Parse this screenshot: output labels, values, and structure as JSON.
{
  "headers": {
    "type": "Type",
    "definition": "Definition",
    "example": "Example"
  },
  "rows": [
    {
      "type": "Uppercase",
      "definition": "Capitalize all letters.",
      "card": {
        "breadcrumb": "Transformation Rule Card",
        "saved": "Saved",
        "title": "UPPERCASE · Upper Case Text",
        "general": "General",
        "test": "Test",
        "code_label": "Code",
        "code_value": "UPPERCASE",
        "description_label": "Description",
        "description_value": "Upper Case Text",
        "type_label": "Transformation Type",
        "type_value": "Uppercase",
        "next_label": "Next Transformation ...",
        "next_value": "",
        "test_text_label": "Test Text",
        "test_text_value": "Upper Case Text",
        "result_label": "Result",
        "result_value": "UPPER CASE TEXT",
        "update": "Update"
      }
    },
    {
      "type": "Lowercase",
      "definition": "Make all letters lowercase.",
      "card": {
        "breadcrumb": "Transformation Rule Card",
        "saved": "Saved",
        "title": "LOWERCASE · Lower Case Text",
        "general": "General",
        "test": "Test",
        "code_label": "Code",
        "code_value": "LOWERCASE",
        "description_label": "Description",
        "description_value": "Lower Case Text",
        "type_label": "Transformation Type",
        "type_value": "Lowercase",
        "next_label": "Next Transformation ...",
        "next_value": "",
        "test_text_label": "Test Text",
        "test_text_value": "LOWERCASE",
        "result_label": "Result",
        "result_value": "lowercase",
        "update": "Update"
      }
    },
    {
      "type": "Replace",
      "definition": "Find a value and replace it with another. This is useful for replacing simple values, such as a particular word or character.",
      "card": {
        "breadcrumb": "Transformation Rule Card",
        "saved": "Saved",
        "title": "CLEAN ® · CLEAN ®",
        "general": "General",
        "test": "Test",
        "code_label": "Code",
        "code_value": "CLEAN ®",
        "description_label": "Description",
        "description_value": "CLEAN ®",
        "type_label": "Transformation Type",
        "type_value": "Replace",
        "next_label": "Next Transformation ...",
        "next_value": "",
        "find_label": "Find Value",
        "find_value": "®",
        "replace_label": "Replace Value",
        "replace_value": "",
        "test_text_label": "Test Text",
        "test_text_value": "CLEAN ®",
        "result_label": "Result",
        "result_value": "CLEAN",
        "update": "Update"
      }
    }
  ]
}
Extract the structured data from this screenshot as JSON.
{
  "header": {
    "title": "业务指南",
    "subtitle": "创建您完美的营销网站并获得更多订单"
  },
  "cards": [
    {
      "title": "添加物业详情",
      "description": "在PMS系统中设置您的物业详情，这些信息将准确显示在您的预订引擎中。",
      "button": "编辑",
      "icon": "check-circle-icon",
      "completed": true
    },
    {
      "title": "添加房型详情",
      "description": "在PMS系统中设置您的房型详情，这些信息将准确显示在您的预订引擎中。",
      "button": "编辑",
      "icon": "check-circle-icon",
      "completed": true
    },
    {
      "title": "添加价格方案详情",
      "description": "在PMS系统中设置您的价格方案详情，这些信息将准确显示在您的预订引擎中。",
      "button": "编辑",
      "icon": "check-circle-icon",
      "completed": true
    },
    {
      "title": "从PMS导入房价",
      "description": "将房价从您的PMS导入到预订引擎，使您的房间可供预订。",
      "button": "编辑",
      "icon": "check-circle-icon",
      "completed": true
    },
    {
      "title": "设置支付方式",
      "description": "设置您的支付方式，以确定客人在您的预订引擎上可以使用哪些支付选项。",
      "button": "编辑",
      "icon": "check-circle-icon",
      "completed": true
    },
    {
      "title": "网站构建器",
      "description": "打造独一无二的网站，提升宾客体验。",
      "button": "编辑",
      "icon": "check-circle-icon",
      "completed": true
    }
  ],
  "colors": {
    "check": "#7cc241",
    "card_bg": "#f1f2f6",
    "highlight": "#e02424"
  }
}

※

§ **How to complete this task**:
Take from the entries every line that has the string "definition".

§ **Task answer**:
    "definition": "Definition",
      "definition": "Capitalize all letters.",
      "definition": "Make all letters lowercase.",
      "definition": "Find a value and replace it with another. This is useful for replacing simple values, such as a particular word or character.",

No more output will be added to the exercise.